The Lord of the Rings: The two towers
Houghton Mifflin, 1965 - 3 Seiten
"The Lord of the Rings is J.R.R. Tolkien's great three-volume epic set in the imaginary world of the Third Age of Middle-earth--a world inhabited by many strange beings, including hobbits, an ancient people smaller than dwarves, cheerful, peace-loving and shy. Since its original publication, this work has caught the imagination of readers of all ages and walks of life. It is an adventure story, an adult fairy tale, a classic myth, which Michael Straight has called one of the "very few of genius in recent literature." In response to the widespread interest and enthusiasm evoked by The Lord of the Rings, Professor Tolkien has prepared this second edition, making a number of emendations in the text and providing a new foreword, new appendices and an index. The Third Age of Middle-earth is a world receptive to poets, scholars, children, and all other people of good will.

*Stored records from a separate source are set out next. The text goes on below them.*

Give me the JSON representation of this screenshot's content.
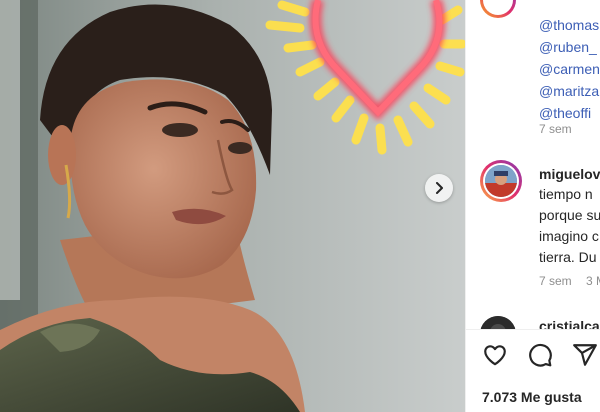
{
  "post": {
    "next_label": "›"
  },
  "comments_panel": {
    "mentions": [
      "@thomas",
      "@ruben_",
      "@carmen",
      "@maritza",
      "@theoffi"
    ],
    "mentions_time": "7 sem",
    "comment": {
      "username": "miguelov",
      "lines": [
        "tiempo n",
        "porque su",
        "imagino c",
        "tierra. Du"
      ],
      "time": "7 sem",
      "likes_fragment": "3 M"
    },
    "next_username": "cristialcai"
  },
  "actions": {
    "like_icon": "heart-icon",
    "comment_icon": "comment-icon",
    "share_icon": "share-icon"
  },
  "likes_text": "7.073 Me gusta"
}
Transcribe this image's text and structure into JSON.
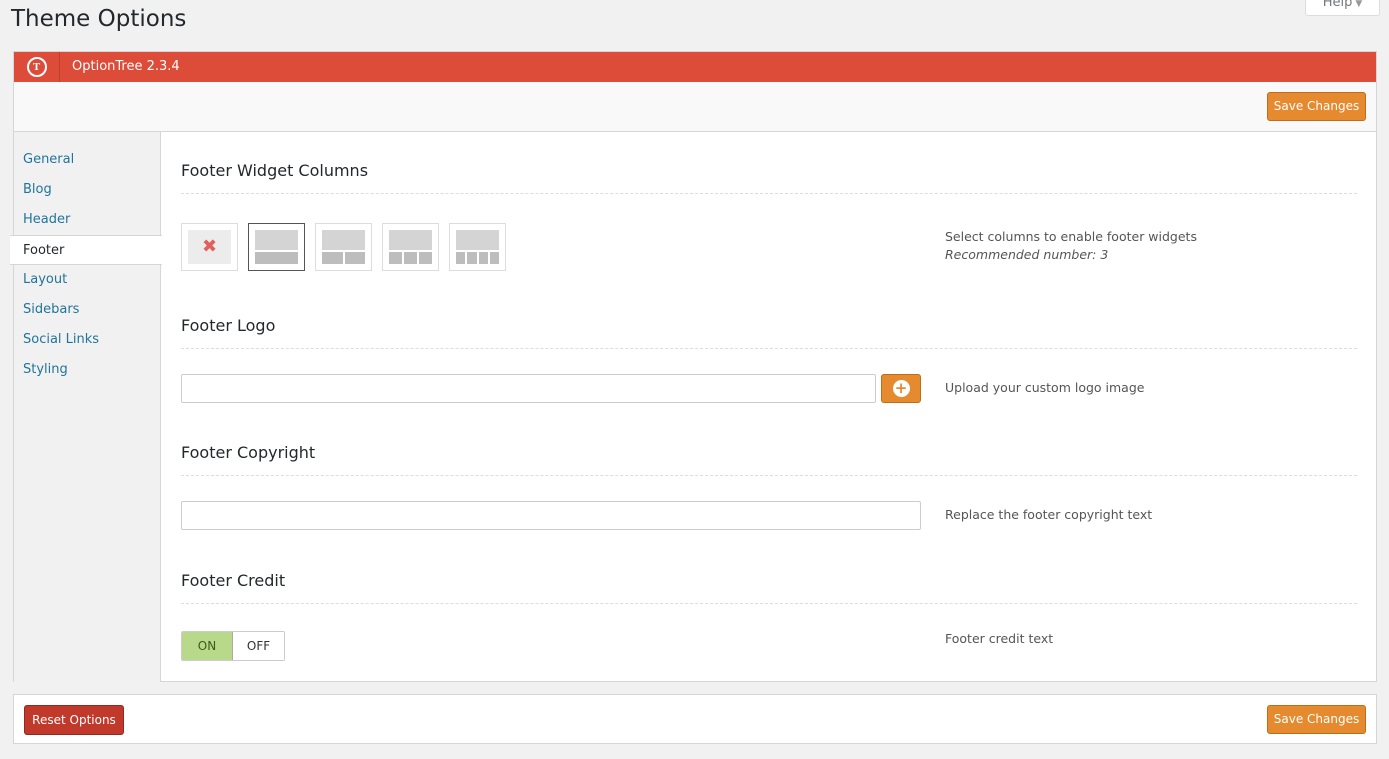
{
  "page": {
    "title": "Theme Options",
    "help_label": "Help"
  },
  "header": {
    "logo_letter": "T",
    "version": "OptionTree 2.3.4"
  },
  "toolbar": {
    "save_label": "Save Changes"
  },
  "sidebar": {
    "items": [
      {
        "label": "General"
      },
      {
        "label": "Blog"
      },
      {
        "label": "Header"
      },
      {
        "label": "Footer",
        "active": true
      },
      {
        "label": "Layout"
      },
      {
        "label": "Sidebars"
      },
      {
        "label": "Social Links"
      },
      {
        "label": "Styling"
      }
    ]
  },
  "sections": {
    "widget_columns": {
      "title": "Footer Widget Columns",
      "description": "Select columns to enable footer widgets",
      "recommended": "Recommended number: 3",
      "options": [
        {
          "columns": 0,
          "icon": "x-icon"
        },
        {
          "columns": 1,
          "selected": true
        },
        {
          "columns": 2
        },
        {
          "columns": 3
        },
        {
          "columns": 4
        }
      ]
    },
    "logo": {
      "title": "Footer Logo",
      "value": "",
      "description": "Upload your custom logo image",
      "upload_icon": "plus-circle-icon"
    },
    "copyright": {
      "title": "Footer Copyright",
      "value": "",
      "description": "Replace the footer copyright text"
    },
    "credit": {
      "title": "Footer Credit",
      "on_label": "ON",
      "off_label": "OFF",
      "state": "ON",
      "description": "Footer credit text"
    }
  },
  "footer": {
    "reset_label": "Reset Options",
    "save_label": "Save Changes"
  },
  "colors": {
    "brand_red": "#dd4b39",
    "accent_orange": "#e58a2f",
    "reset_red": "#c0392b",
    "toggle_on": "#b8d98a",
    "link_blue": "#21759b"
  }
}
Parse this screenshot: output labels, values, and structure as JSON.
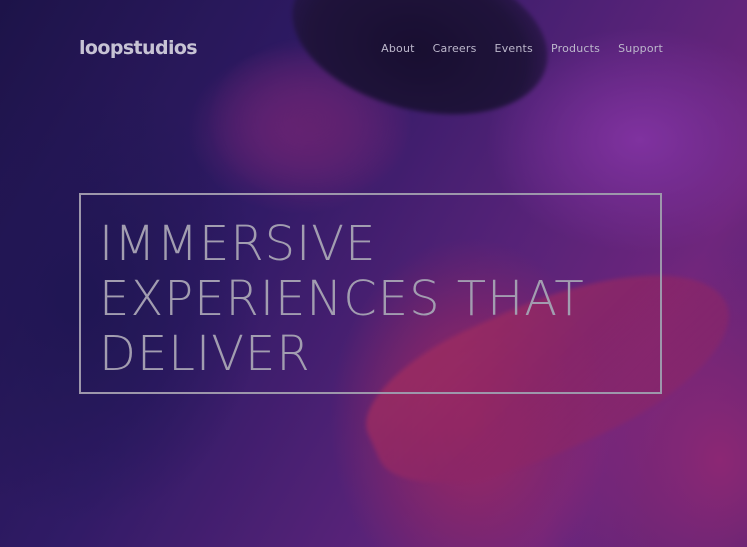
{
  "brand": {
    "logo_text": "loopstudios"
  },
  "nav": {
    "items": [
      {
        "label": "About"
      },
      {
        "label": "Careers"
      },
      {
        "label": "Events"
      },
      {
        "label": "Products"
      },
      {
        "label": "Support"
      }
    ]
  },
  "hero": {
    "headline_lines": [
      "IMMERSIVE",
      "EXPERIENCES THAT",
      "DELIVER"
    ],
    "background_image": "vr-headset-person-photo"
  },
  "colors": {
    "text_muted": "#a29db0",
    "overlay_purple": "#2a1a55",
    "magenta": "#d0326e"
  }
}
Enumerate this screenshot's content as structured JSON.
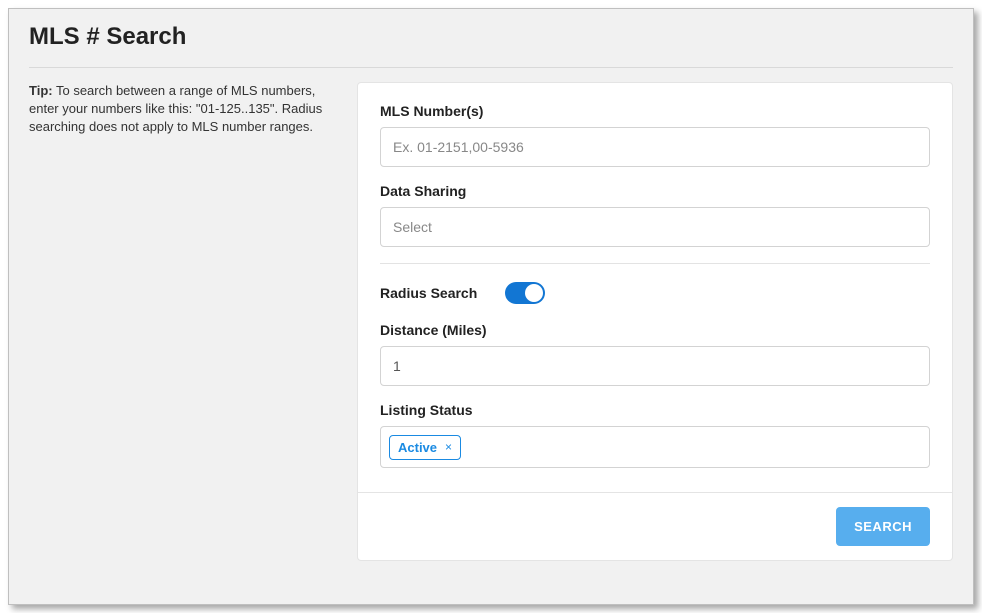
{
  "page": {
    "title": "MLS # Search"
  },
  "tip": {
    "label": "Tip:",
    "text": "To search between a range of MLS numbers, enter your numbers like this: \"01-125..135\". Radius searching does not apply to MLS number ranges."
  },
  "form": {
    "mls_number": {
      "label": "MLS Number(s)",
      "placeholder": "Ex. 01-2151,00-5936",
      "value": ""
    },
    "data_sharing": {
      "label": "Data Sharing",
      "selected": "Select"
    },
    "radius": {
      "label": "Radius Search",
      "enabled": true
    },
    "distance": {
      "label": "Distance (Miles)",
      "value": "1"
    },
    "listing_status": {
      "label": "Listing Status",
      "tags": [
        {
          "label": "Active"
        }
      ]
    }
  },
  "actions": {
    "search": "SEARCH"
  }
}
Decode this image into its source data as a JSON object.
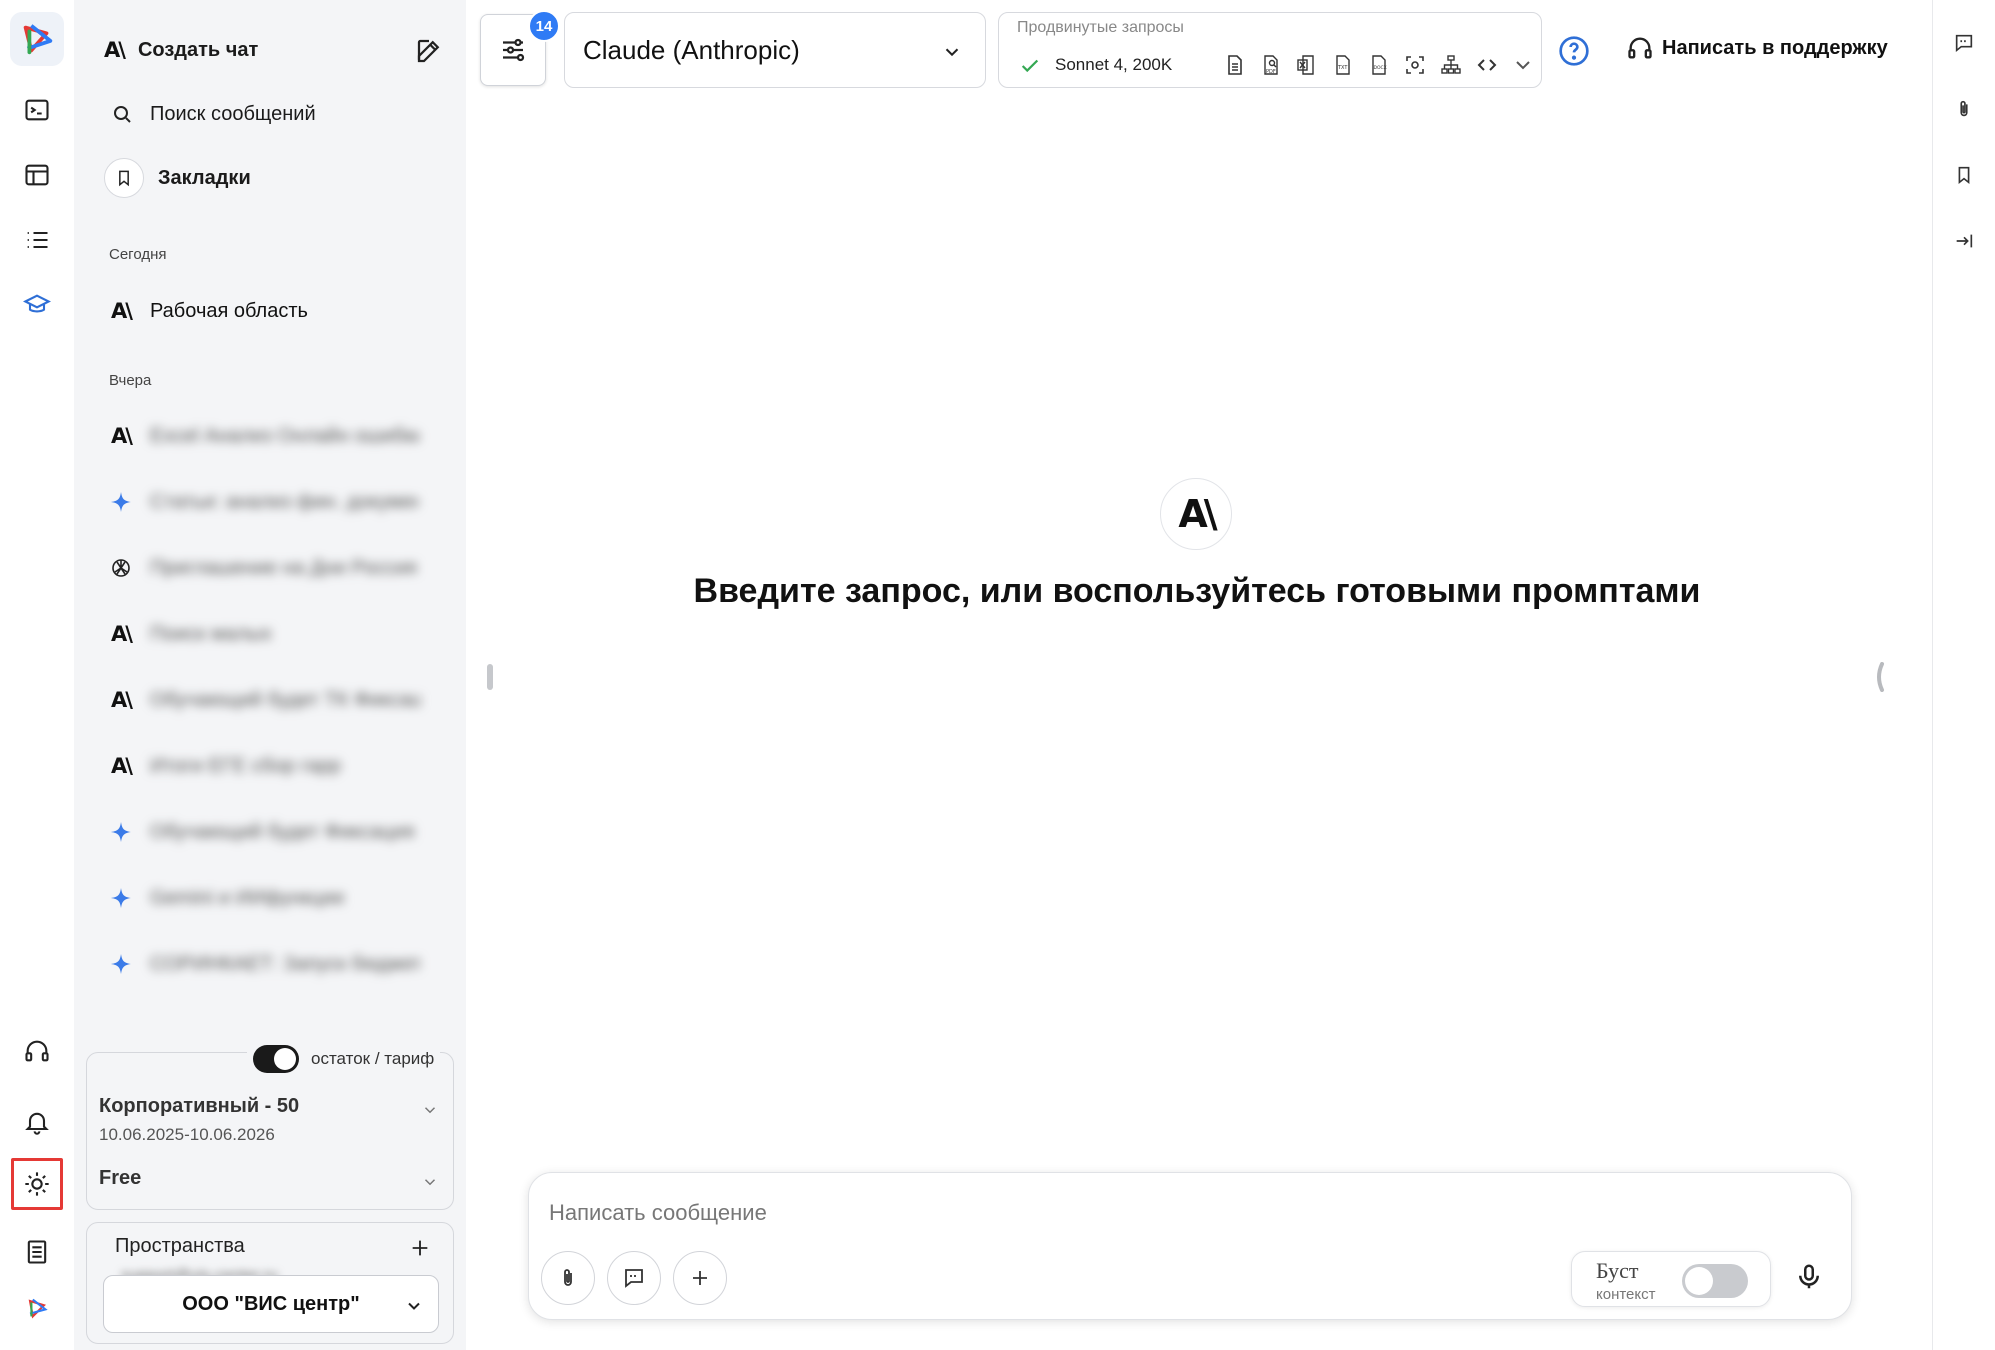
{
  "rail": {
    "items": [
      "app-logo",
      "terminal-icon",
      "table-icon",
      "list-icon",
      "graduation-cap-icon"
    ],
    "bottom": [
      "headset-icon",
      "bell-icon",
      "sun-icon",
      "document-icon",
      "vis-gpt-logo"
    ]
  },
  "sidebar": {
    "new_chat_label": "Создать чат",
    "search_label": "Поиск сообщений",
    "bookmarks_label": "Закладки",
    "today_title": "Сегодня",
    "today_items": [
      {
        "icon": "anthropic-icon",
        "label": "Рабочая область"
      }
    ],
    "yesterday_title": "Вчера",
    "yesterday_items": [
      {
        "icon": "anthropic-icon",
        "label": "Excel Анализ Онлайн ошибки"
      },
      {
        "icon": "gemini-icon",
        "label": "Статьи: анализ фин. документов"
      },
      {
        "icon": "openai-icon",
        "label": "Приглашение на Дни Россия"
      },
      {
        "icon": "anthropic-icon",
        "label": "Поиск малых"
      },
      {
        "icon": "anthropic-icon",
        "label": "Обучающий будет ТК Фиксация"
      },
      {
        "icon": "anthropic-icon",
        "label": "Итоги ЕГЕ сбор гарр"
      },
      {
        "icon": "gemini-icon",
        "label": "Обучающий будет Фиксация кол"
      },
      {
        "icon": "gemini-icon",
        "label": "Gemini и ИИфункции"
      },
      {
        "icon": "gemini-icon",
        "label": "СОРИНКАЕТ: Запуск бюджет"
      }
    ],
    "plan": {
      "toggle_label": "остаток / тариф",
      "name": "Корпоративный - 50",
      "dates": "10.06.2025-10.06.2026",
      "tier": "Free"
    },
    "spaces": {
      "title": "Пространства",
      "email": "support@vis-center.ru",
      "org": "ООО \"ВИС центр\""
    }
  },
  "topbar": {
    "badge_count": "14",
    "model": "Claude (Anthropic)",
    "advanced_title": "Продвинутые запросы",
    "advanced_model": "Sonnet 4, 200K",
    "support_label": "Написать в поддержку"
  },
  "main": {
    "empty_text": "Введите запрос, или воспользуйтесь готовыми промптами"
  },
  "composer": {
    "placeholder": "Написать сообщение",
    "boost_label": "Буст",
    "boost_sub": "контекст"
  },
  "colors": {
    "accent": "#2f7bf5",
    "active_outline": "#e53935",
    "check": "#34a853",
    "sidebar_bg": "#f4f5f7"
  }
}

David Barr has described it as "a scrubbed morning world, and a ringing nightmare world ... especially sunlit, and shadowed by perils very fundamental, of a peculiarly uncompounded darkness." The story of this world is on of high and heroic adventure. W.H. Auden has said: "The first thing one asks of an adventure story is that the adventure be various and exciting ... Mr. Tolkien's invention in unflagging." And C.S. Lewis: "If Ariosto rivalled it in invention (in fact he does not) he would still lack its heroic seriousness. No imaginary world has been projected which is at once so multifarious and so true." Lewis compared The Lord of the Rings to Orlando Furioso. Barr has compared it to Beowulf, Auden to The Thirty-Nine Steps, Naomi Mitchison to the Morte d'Arthur, Richard Hughes to the Faerie Queene. Each reader can find in it something he is looking for, but the book is sui generis--a triumph of imaginative genius, which exists within its own framework and on its own terms."--Book jacket of part 1.